"He's amazing," end Carlos Dunlap said. "Did you see the plays he made? Those aren't plays you can coach. He came off his couch and played great. It's good to have him back."

Mostly, it was Green's show. He caught a 51-yard pass off Dalton's scramble in the first half, and had a 43-yard catch that set up another field goal in the third quarter for a 19-7 lead.

REMEMBERING FERNANDEZ

A large fan banner in the upper deck at Paul Brown Stadium honored Miami Marlins pitcher Jose Fernandez, who died with two friends in a boat crash early Sunday near Miami Beach.
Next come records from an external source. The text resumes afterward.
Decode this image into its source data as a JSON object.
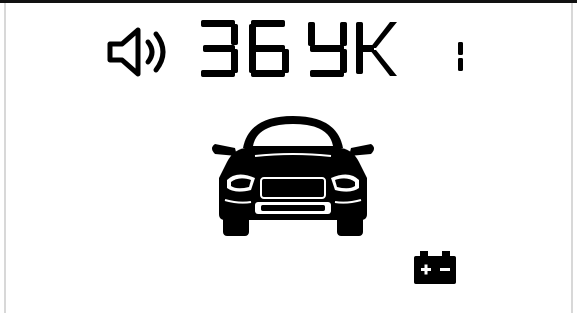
{
  "display": {
    "volume_value": "36",
    "mode_code": "YK",
    "channel_indicator": "1"
  },
  "icons": {
    "volume": "speaker-icon",
    "vehicle": "car-front-icon",
    "battery": "battery-icon"
  },
  "colors": {
    "background": "#ffffff",
    "segment_on": "#000000"
  }
}
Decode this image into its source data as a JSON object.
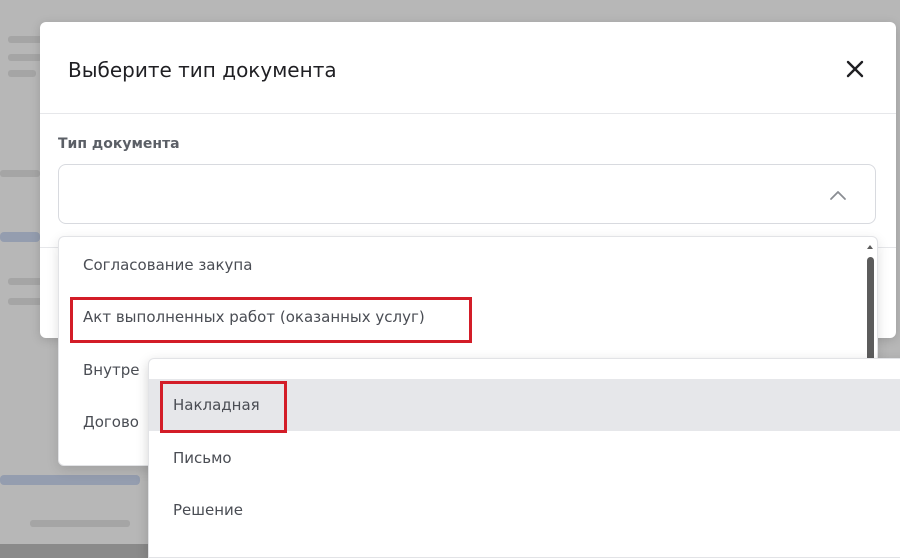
{
  "modal": {
    "title": "Выберите тип документа",
    "close_icon": "close-icon",
    "field_label": "Тип документа",
    "select_value": "",
    "chevron_icon": "chevron-up-icon"
  },
  "dropdown": {
    "items": [
      {
        "label": "Согласование закупа"
      },
      {
        "label": "Акт выполненных работ (оказанных услуг)"
      },
      {
        "label": "Внутре"
      },
      {
        "label": "Догово"
      }
    ]
  },
  "submenu": {
    "items": [
      {
        "label": "Накладная",
        "active": true
      },
      {
        "label": "Письмо",
        "active": false
      },
      {
        "label": "Решение",
        "active": false
      }
    ]
  },
  "colors": {
    "highlight": "#d31d28",
    "active_item_bg": "#e6e7ea",
    "overlay": "#8a8a8a"
  }
}
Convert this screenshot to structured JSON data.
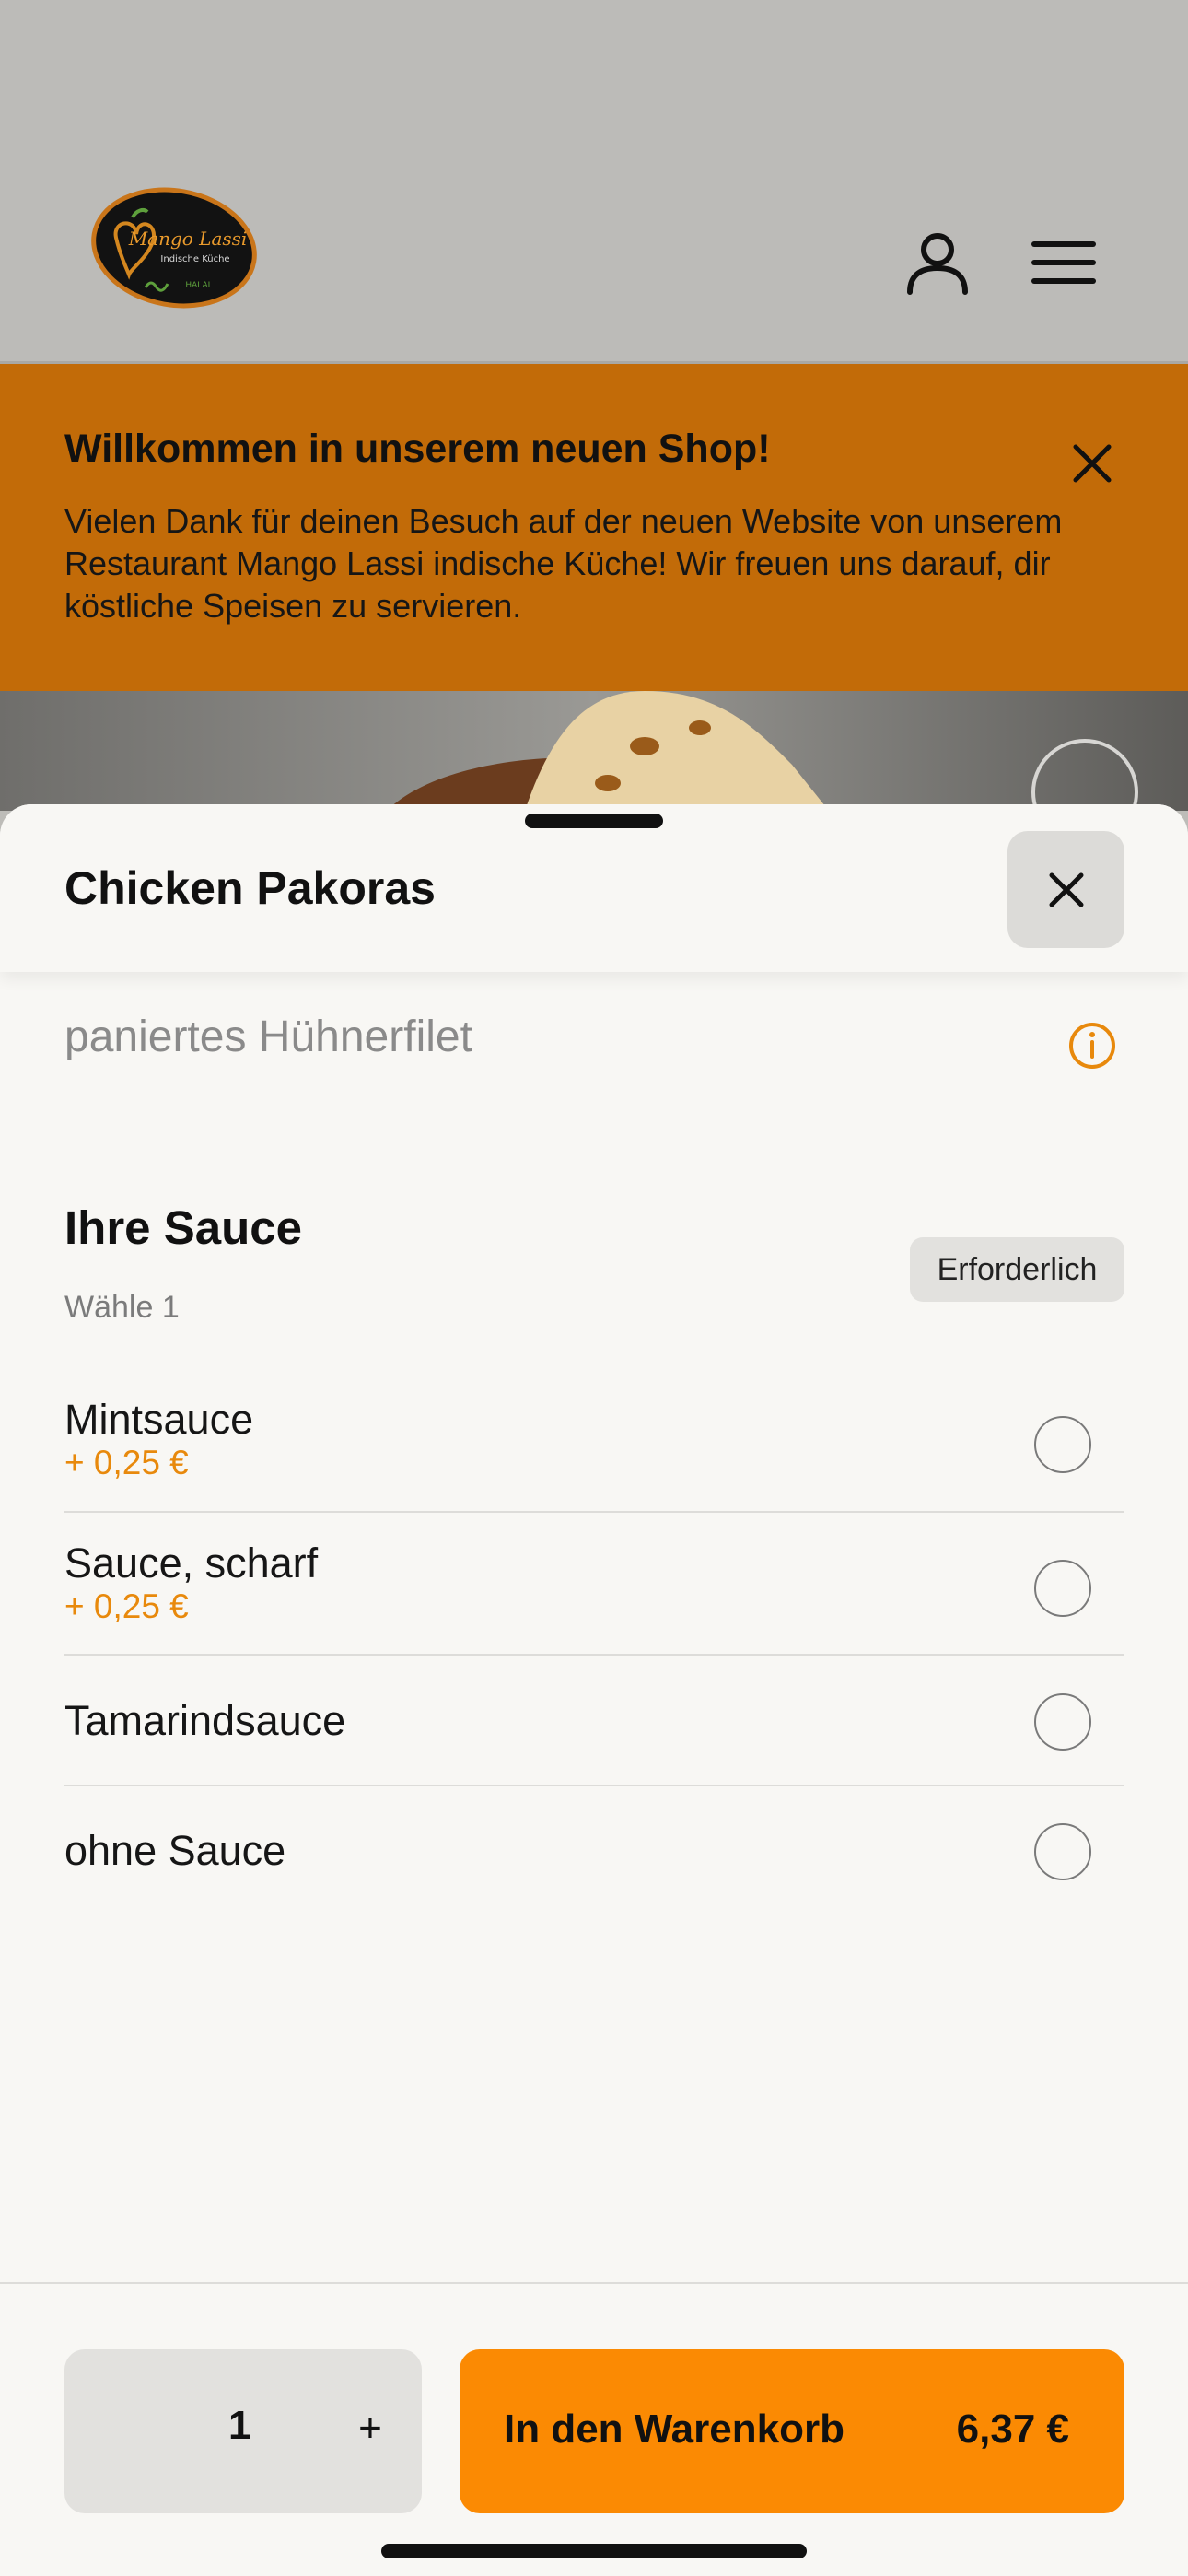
{
  "header": {
    "logo": {
      "name": "Mango Lassi",
      "tagline": "Indische Küche",
      "halal": "HALAL"
    },
    "icons": [
      "user-icon",
      "menu-icon"
    ]
  },
  "banner": {
    "title": "Willkommen in unserem neuen Shop!",
    "text": "Vielen Dank für deinen Besuch auf der neuen Website von unserem Restaurant Mango Lassi indische Küche! Wir freuen uns darauf, dir köstliche Speisen zu servieren."
  },
  "sheet": {
    "title": "Chicken Pakoras",
    "description": "paniertes Hühnerfilet",
    "section": {
      "title": "Ihre Sauce",
      "subtitle": "Wähle 1",
      "badge": "Erforderlich",
      "options": [
        {
          "label": "Mintsauce",
          "price": "+ 0,25 €",
          "selected": false
        },
        {
          "label": "Sauce, scharf",
          "price": "+ 0,25 €",
          "selected": false
        },
        {
          "label": "Tamarindsauce",
          "price": "",
          "selected": false
        },
        {
          "label": "ohne Sauce",
          "price": "",
          "selected": false
        }
      ]
    }
  },
  "footer": {
    "quantity": "1",
    "plus": "+",
    "cart_label": "In den Warenkorb",
    "cart_price": "6,37 €"
  },
  "colors": {
    "accent": "#fb8a03",
    "banner": "#c26b08",
    "price": "#e8890c"
  }
}
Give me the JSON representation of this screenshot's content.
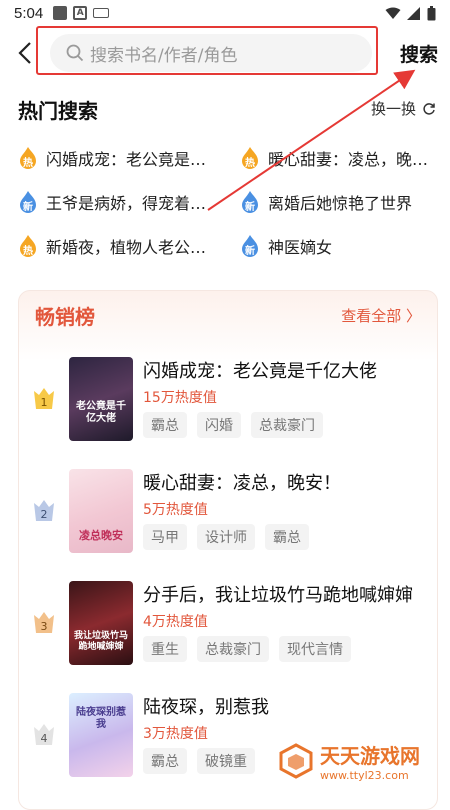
{
  "status": {
    "time": "5:04",
    "a_label": "A"
  },
  "search": {
    "placeholder": "搜索书名/作者/角色",
    "button": "搜索"
  },
  "hot": {
    "title": "热门搜索",
    "refresh": "换一换",
    "items": [
      {
        "badge": "热",
        "type": "hot",
        "text": "闪婚成宠：老公竟是…"
      },
      {
        "badge": "热",
        "type": "hot",
        "text": "暖心甜妻：凌总，晚…"
      },
      {
        "badge": "新",
        "type": "new",
        "text": "王爷是病娇，得宠着…"
      },
      {
        "badge": "新",
        "type": "new",
        "text": "离婚后她惊艳了世界"
      },
      {
        "badge": "热",
        "type": "hot",
        "text": "新婚夜，植物人老公…"
      },
      {
        "badge": "新",
        "type": "new",
        "text": "神医嫡女"
      }
    ]
  },
  "bestseller": {
    "title": "畅销榜",
    "view_all": "查看全部 〉",
    "books": [
      {
        "rank": "1",
        "title": "闪婚成宠：老公竟是千亿大佬",
        "heat": "15万热度值",
        "tags": [
          "霸总",
          "闪婚",
          "总裁豪门"
        ],
        "cover_text": "老公竟是千亿大佬"
      },
      {
        "rank": "2",
        "title": "暖心甜妻：凌总，晚安！",
        "heat": "5万热度值",
        "tags": [
          "马甲",
          "设计师",
          "霸总"
        ],
        "cover_text": "凌总晚安"
      },
      {
        "rank": "3",
        "title": "分手后，我让垃圾竹马跪地喊婶婶",
        "heat": "4万热度值",
        "tags": [
          "重生",
          "总裁豪门",
          "现代言情"
        ],
        "cover_text": "我让垃圾竹马跪地喊婶婶"
      },
      {
        "rank": "4",
        "title": "陆夜琛，别惹我",
        "heat": "3万热度值",
        "tags": [
          "霸总",
          "破镜重"
        ],
        "cover_text": "陆夜琛别惹我"
      }
    ]
  },
  "watermark": {
    "name": "天天游戏网",
    "url": "www.ttyl23.com"
  },
  "colors": {
    "accent": "#e2573c",
    "hot_badge": "#f5a623",
    "new_badge": "#4a90e2",
    "highlight": "#e53935"
  }
}
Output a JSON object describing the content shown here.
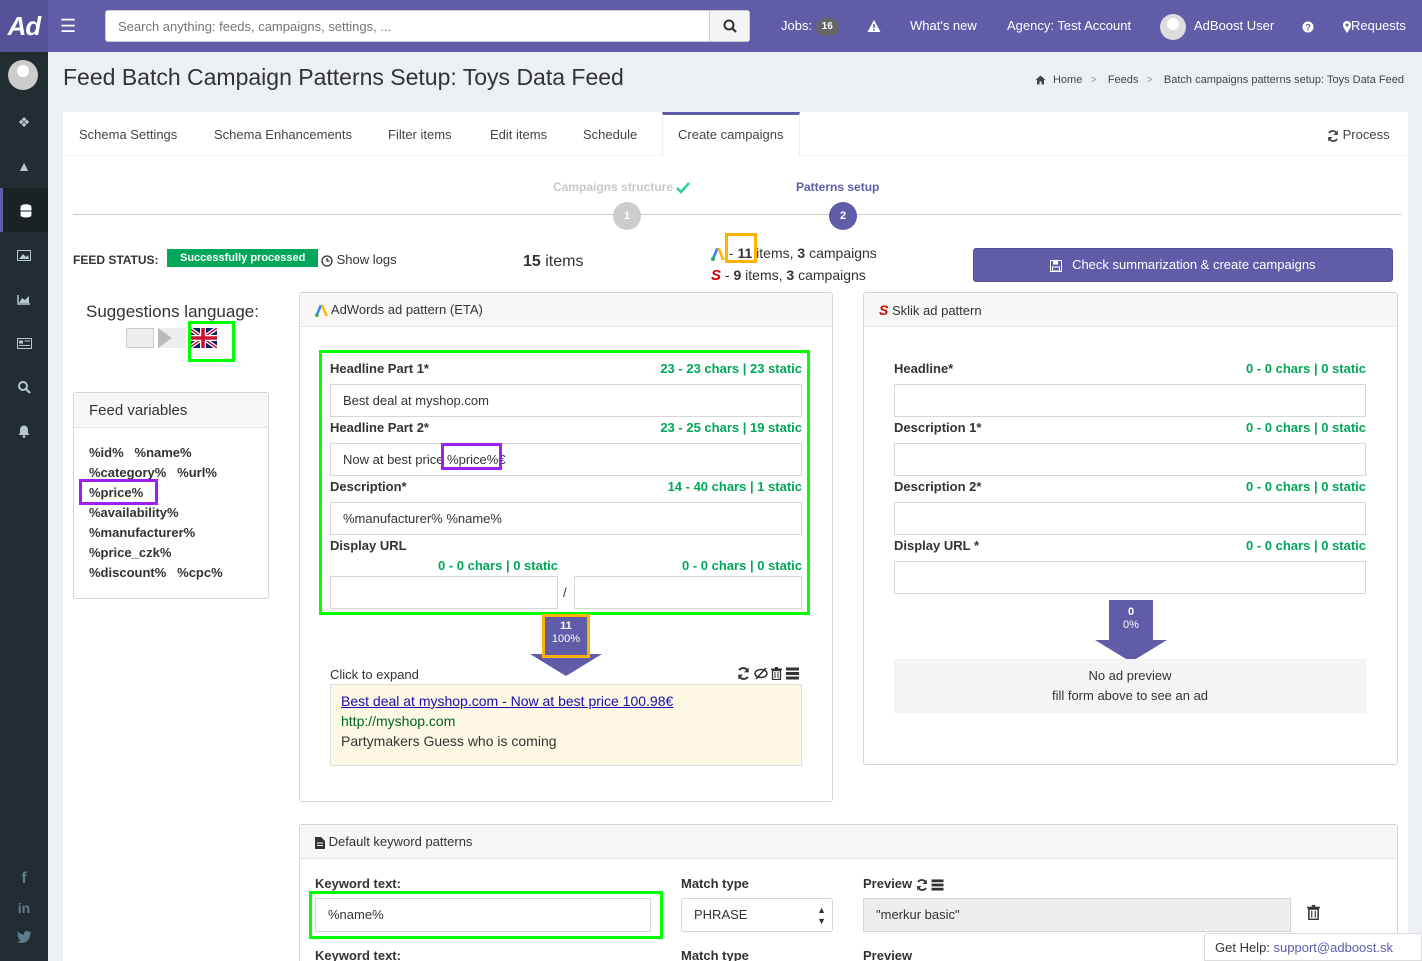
{
  "header": {
    "logo": "Ad",
    "search_placeholder": "Search anything: feeds, campaigns, settings, ...",
    "jobs_label": "Jobs:",
    "jobs_count": "16",
    "whats_new": "What's new",
    "agency": "Agency: Test Account",
    "user": "AdBoost User",
    "requests": "Requests"
  },
  "page": {
    "title": "Feed Batch Campaign Patterns Setup: Toys Data Feed",
    "breadcrumb": [
      "Home",
      "Feeds",
      "Batch campaigns patterns setup: Toys Data Feed"
    ]
  },
  "tabs": [
    "Schema Settings",
    "Schema Enhancements",
    "Filter items",
    "Edit items",
    "Schedule",
    "Create campaigns"
  ],
  "process_label": "Process",
  "steps": [
    {
      "label": "Campaigns structure",
      "number": "1"
    },
    {
      "label": "Patterns setup",
      "number": "2"
    }
  ],
  "status": {
    "feed_status_label": "FEED STATUS:",
    "feed_status_value": "Successfully processed",
    "show_logs": "Show logs",
    "items_count": "15",
    "items_word": "items",
    "adwords_items": "11",
    "adwords_campaigns": "3",
    "sklik_items": "9",
    "sklik_campaigns": "3",
    "items_text": "items,",
    "campaigns_text": "campaigns",
    "dash": "-"
  },
  "create_button": "Check summarization & create campaigns",
  "suggestions_language": "Suggestions language:",
  "feed_variables": {
    "title": "Feed variables",
    "rows": [
      [
        "%id%",
        "%name%"
      ],
      [
        "%category%",
        "%url%"
      ],
      [
        "%price%"
      ],
      [
        "%availability%"
      ],
      [
        "%manufacturer%"
      ],
      [
        "%price_czk%"
      ],
      [
        "%discount%",
        "%cpc%"
      ]
    ]
  },
  "adwords": {
    "title": "AdWords ad pattern (ETA)",
    "headline1_label": "Headline Part 1*",
    "headline1_count": "23 - 23 chars | 23 static",
    "headline1_value": "Best deal at myshop.com",
    "headline2_label": "Headline Part 2*",
    "headline2_count": "23 - 25 chars | 19 static",
    "headline2_value": "Now at best price %price%€",
    "description_label": "Description*",
    "description_count": "14 - 40 chars | 1 static",
    "description_value": "%manufacturer% %name%",
    "display_url_label": "Display URL",
    "display_url_count1": "0 - 0 chars | 0 static",
    "display_url_count2": "0 - 0 chars | 0 static",
    "slash": "/",
    "arrow_count": "11",
    "arrow_percent": "100%",
    "click_to_expand": "Click to expand",
    "preview_headline": "Best deal at myshop.com - Now at best price 100.98€",
    "preview_url": "http://myshop.com",
    "preview_description": "Partymakers Guess who is coming"
  },
  "sklik": {
    "title": "Sklik ad pattern",
    "headline_label": "Headline*",
    "headline_count": "0 - 0 chars | 0 static",
    "desc1_label": "Description 1*",
    "desc1_count": "0 - 0 chars | 0 static",
    "desc2_label": "Description 2*",
    "desc2_count": "0 - 0 chars | 0 static",
    "display_url_label": "Display URL *",
    "display_url_count": "0 - 0 chars | 0 static",
    "arrow_count": "0",
    "arrow_percent": "0%",
    "no_preview_1": "No ad preview",
    "no_preview_2": "fill form above to see an ad"
  },
  "keywords": {
    "title": "Default keyword patterns",
    "keyword_label": "Keyword text:",
    "keyword_value": "%name%",
    "match_label": "Match type",
    "match_value": "PHRASE",
    "preview_label": "Preview",
    "preview_value": "\"merkur basic\""
  },
  "help": {
    "label": "Get Help:",
    "email": "support@adboost.sk"
  },
  "colors": {
    "brand": "#605ca8",
    "success": "#00a65a",
    "sidebar": "#222d32"
  }
}
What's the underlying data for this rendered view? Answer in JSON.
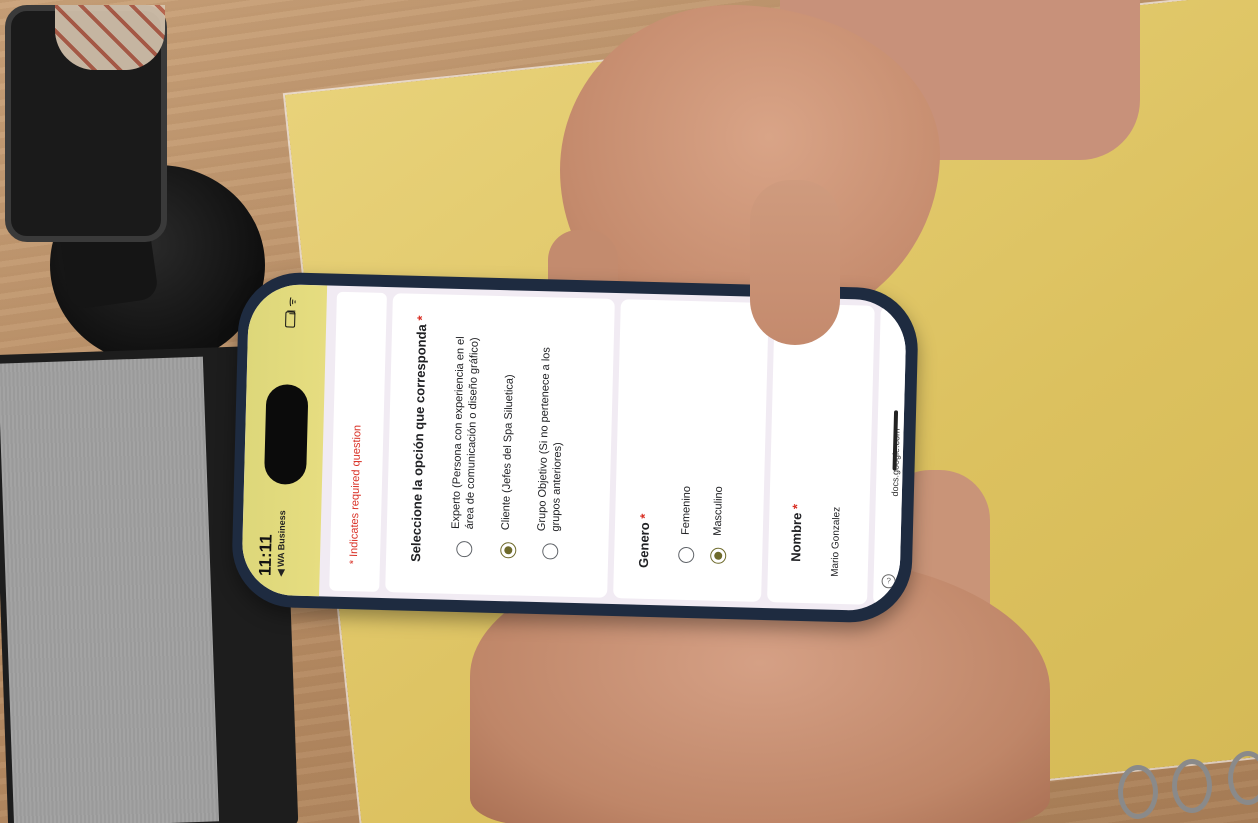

The banner read: "Jose 16 Heaven's Bright."

STILL CAN'T RUN

The Bengals rushed for 77 yards and only a 2.1-yard average against the second-worst run defense in the league, one missing two starting linebackers.

SLOPPY DOLPHINS

Miami had seven penalties for 68 yards. The most egregious was by Terrence Fede, who pushed Kevin Huber to the ground after he punted in the third quarter. The penalty gave Cincinnati the ball, and the Bengals got a field goal out of it.

INJURIES

Dolphins: LT Branden Albert and C Anthony Steen were inactive with sprained ankles. Also missing were LBs Koa Misi (neck) and Jelani Jenkins (groin). C Mike Pouncey has missed all four games with a hip injury.

Bengals: TE Tyler Eifert was inactive again, contributing to the Bengals' trouble close to the goal line. He's recovering from offseason ankle surgery and returned to practice on a limited basis last week. CB Dre Kirkpatrick was inactive with a hamstring injury suffered Sunday. G Clint Boling sat out most of the fourth quarter with an injured left shoulder.

ANTHEM STATEMENTS

Stills and Dolphins safety Michael Thomas knelt with their hands over their hearts during the anthem.

FANTASY IMPACT

Tannehill was 15 of 25 for 189 yards with a touchdown, an interception, a fumble and five sacks. Dalton was 22 of 31 for 296 yards with a touchdown and a sack.

UP NEXT

The Dolphins begin a stretch of four straight home games against Tennessee, Pittsburgh, Buffalo and the New York Jets.

The Bengals have a tough two-game stretch, playing Dallas and New England on the road. They're 1-5 in Dallas, dropping their last three. They've dropped their last six at New England, last winning in 1986.